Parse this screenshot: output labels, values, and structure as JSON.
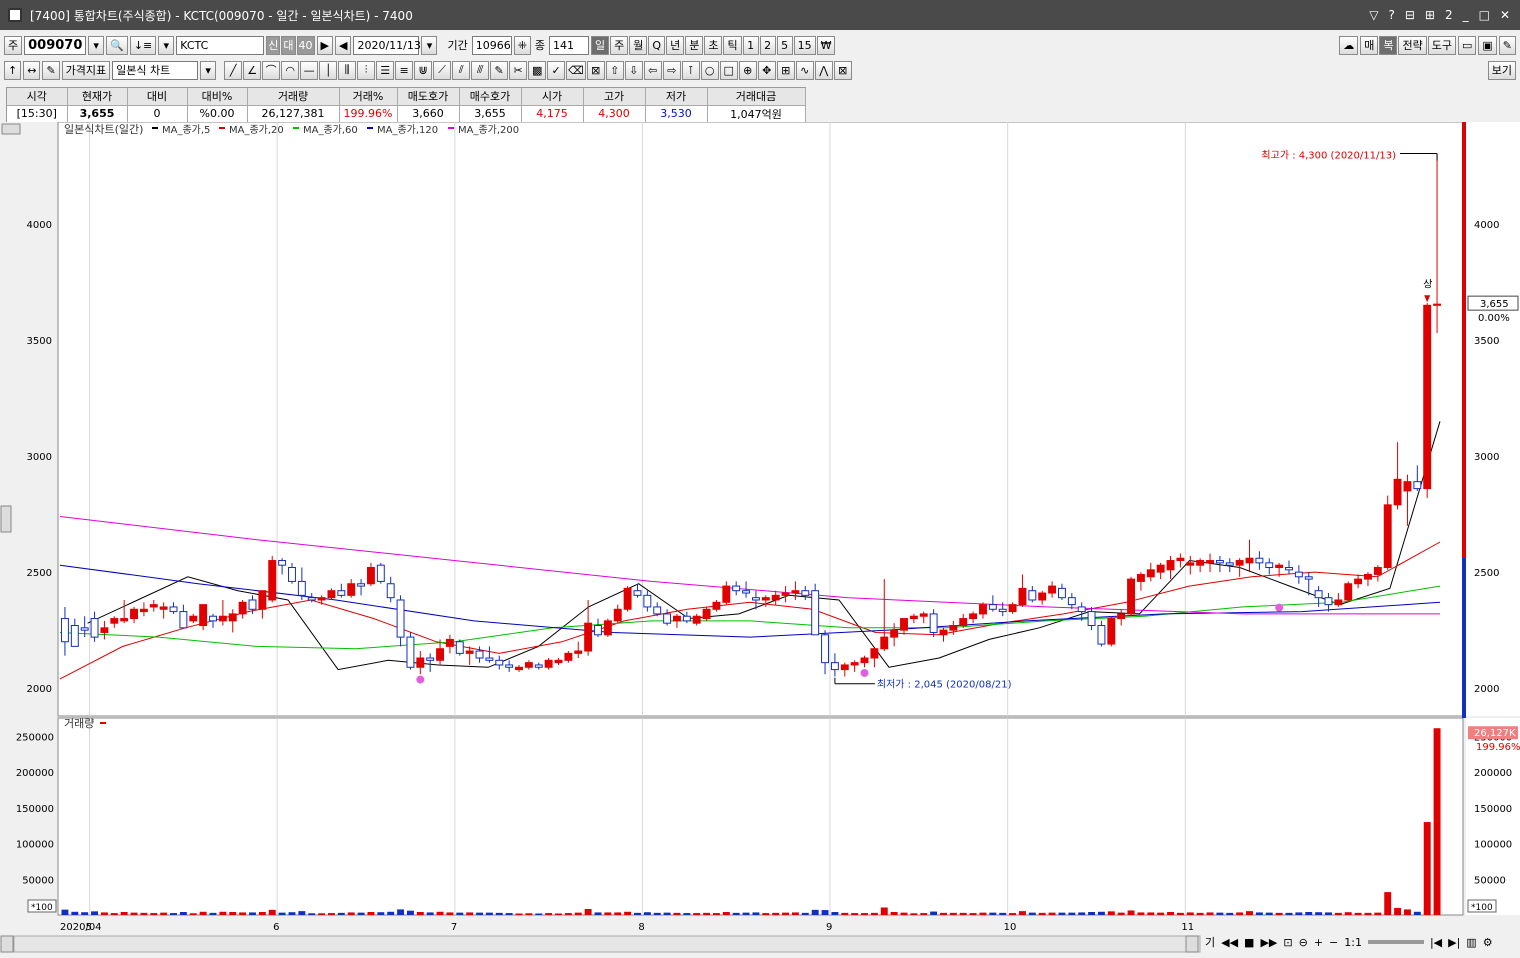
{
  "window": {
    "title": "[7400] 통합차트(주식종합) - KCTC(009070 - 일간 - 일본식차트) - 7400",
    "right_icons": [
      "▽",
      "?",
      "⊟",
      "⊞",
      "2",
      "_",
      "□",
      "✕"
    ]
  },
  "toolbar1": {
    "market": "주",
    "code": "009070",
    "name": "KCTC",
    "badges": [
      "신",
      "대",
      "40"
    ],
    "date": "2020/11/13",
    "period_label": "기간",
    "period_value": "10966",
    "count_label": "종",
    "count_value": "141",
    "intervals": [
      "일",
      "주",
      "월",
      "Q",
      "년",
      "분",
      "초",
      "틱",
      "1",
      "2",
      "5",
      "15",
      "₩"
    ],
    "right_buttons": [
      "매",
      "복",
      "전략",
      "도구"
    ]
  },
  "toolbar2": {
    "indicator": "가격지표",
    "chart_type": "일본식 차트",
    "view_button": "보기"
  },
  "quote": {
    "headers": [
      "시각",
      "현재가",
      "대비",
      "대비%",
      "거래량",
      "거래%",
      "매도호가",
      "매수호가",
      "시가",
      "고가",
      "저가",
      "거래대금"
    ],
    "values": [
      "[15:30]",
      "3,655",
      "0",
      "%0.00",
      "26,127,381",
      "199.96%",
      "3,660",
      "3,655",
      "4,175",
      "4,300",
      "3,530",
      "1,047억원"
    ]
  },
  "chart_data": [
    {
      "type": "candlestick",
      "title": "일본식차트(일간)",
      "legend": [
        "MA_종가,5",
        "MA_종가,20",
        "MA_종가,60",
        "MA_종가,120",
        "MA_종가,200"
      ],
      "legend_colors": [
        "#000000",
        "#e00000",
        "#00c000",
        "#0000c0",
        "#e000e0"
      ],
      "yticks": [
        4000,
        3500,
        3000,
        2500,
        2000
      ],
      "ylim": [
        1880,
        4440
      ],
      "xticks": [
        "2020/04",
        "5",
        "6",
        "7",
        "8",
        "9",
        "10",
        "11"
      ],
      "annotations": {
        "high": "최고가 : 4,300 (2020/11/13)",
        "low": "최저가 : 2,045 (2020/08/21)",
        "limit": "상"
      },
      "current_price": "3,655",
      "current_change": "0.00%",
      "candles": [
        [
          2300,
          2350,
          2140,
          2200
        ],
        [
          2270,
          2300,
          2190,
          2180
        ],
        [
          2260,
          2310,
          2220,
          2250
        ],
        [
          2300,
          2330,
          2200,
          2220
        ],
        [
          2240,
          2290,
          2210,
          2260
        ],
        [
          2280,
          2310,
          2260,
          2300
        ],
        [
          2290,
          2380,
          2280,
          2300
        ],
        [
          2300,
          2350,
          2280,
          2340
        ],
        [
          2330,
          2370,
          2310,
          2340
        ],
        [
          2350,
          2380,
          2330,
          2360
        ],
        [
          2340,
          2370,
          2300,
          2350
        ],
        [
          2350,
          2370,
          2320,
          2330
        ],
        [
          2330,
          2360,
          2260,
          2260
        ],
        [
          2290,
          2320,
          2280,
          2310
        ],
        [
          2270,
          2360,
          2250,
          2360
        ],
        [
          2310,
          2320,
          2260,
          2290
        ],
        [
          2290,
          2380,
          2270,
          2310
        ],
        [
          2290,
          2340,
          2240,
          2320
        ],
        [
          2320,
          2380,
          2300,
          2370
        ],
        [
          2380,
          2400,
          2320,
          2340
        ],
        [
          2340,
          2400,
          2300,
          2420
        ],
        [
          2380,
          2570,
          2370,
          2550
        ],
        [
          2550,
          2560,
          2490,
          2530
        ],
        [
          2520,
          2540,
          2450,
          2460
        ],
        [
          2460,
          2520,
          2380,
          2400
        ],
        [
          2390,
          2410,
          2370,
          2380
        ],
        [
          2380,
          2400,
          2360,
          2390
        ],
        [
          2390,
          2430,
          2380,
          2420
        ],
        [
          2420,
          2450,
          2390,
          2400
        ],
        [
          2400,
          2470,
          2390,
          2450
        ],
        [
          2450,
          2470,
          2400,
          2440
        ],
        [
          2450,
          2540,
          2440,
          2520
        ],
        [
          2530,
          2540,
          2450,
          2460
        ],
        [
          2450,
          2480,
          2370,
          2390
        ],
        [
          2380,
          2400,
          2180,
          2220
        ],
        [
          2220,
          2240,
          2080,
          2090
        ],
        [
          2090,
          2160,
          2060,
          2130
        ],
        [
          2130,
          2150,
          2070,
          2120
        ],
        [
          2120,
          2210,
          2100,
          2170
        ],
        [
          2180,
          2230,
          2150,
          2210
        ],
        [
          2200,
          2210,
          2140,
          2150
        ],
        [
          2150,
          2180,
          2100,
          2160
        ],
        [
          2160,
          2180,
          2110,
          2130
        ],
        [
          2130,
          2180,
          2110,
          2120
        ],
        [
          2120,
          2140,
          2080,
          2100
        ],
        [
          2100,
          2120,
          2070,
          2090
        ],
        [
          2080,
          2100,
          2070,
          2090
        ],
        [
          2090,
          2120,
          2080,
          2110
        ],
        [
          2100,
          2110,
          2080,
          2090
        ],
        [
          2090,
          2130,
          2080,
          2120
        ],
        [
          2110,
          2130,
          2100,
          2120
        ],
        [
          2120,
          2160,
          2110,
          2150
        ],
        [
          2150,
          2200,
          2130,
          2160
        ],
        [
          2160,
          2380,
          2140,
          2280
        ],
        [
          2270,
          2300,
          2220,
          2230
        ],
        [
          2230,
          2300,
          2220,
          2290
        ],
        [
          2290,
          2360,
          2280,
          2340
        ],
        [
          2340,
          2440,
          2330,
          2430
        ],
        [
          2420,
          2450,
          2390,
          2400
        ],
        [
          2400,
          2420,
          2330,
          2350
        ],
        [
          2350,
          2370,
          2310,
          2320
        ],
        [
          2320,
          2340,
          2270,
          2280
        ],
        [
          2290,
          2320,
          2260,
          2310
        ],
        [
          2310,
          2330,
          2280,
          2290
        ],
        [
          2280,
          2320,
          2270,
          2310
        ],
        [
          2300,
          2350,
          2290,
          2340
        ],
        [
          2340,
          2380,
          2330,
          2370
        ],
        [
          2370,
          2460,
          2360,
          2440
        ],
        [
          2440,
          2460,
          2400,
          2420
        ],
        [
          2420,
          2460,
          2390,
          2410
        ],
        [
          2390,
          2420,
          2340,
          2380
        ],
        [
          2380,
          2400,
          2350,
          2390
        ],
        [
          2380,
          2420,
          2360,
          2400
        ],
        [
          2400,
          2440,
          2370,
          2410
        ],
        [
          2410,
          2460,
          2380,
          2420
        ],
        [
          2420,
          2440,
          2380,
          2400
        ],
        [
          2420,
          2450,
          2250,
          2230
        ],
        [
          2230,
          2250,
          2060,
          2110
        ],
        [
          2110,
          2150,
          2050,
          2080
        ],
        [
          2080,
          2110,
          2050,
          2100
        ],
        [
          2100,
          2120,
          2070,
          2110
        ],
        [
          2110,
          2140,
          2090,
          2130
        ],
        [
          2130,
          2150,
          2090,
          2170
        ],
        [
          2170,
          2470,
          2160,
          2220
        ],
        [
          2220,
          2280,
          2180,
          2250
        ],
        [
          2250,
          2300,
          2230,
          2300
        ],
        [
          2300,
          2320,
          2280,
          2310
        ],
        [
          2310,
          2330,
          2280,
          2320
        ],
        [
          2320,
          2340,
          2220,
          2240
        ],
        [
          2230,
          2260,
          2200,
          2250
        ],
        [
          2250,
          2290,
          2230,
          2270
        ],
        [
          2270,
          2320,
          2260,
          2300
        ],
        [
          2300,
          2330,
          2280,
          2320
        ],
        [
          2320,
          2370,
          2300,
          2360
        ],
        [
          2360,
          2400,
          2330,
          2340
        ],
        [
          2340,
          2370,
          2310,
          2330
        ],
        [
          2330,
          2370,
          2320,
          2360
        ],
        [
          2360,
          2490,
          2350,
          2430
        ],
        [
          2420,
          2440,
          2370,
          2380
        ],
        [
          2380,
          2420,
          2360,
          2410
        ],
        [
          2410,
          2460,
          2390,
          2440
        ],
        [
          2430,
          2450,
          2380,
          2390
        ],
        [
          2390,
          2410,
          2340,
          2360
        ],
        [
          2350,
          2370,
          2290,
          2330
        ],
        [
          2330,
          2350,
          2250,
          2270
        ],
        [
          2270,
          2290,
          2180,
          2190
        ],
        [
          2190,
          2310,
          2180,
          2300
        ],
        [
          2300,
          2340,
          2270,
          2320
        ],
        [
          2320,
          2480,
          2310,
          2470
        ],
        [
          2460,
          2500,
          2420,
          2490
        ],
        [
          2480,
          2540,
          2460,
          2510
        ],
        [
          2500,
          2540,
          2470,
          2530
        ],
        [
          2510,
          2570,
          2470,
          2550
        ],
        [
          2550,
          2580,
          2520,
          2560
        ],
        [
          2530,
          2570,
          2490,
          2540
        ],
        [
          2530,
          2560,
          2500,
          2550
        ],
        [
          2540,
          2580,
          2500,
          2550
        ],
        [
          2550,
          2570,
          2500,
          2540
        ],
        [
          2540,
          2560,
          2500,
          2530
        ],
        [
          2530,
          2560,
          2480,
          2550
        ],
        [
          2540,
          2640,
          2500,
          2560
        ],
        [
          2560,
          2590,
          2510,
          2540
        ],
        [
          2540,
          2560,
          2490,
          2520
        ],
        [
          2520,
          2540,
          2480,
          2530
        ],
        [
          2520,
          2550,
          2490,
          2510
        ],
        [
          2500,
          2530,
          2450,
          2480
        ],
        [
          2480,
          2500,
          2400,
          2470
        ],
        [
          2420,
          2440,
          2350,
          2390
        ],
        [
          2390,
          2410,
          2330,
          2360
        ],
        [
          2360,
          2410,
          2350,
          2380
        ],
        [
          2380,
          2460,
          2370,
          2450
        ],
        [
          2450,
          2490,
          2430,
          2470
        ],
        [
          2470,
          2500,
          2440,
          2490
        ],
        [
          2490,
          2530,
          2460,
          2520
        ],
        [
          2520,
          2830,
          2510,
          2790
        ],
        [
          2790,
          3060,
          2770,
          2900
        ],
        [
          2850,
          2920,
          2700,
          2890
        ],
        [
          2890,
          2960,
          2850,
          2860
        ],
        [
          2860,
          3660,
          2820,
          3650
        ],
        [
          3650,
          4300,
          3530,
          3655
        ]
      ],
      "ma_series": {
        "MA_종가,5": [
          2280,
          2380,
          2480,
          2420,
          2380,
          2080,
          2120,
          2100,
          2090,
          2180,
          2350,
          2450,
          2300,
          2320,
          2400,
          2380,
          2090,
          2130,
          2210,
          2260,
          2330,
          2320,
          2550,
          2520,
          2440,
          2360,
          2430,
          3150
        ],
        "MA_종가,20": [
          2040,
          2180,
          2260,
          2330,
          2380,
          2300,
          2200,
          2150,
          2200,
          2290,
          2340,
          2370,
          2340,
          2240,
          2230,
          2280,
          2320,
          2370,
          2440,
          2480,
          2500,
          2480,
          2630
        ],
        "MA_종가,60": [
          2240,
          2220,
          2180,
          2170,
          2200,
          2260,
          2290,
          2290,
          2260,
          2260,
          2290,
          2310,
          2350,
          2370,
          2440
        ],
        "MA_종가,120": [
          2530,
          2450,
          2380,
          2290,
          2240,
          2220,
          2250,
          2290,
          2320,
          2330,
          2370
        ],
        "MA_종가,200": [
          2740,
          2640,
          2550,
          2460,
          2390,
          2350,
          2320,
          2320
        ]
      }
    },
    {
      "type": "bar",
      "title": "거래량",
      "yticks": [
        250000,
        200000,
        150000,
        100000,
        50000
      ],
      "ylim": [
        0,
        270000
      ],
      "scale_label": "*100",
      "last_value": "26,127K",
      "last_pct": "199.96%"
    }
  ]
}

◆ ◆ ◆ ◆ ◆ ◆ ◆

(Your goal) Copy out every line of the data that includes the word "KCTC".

(Solution to this problem)
    "title": "[7400] 통합차트(주식종합) - KCTC(009070 - 일간 - 일본식차트) - 7400",
    "name": "KCTC",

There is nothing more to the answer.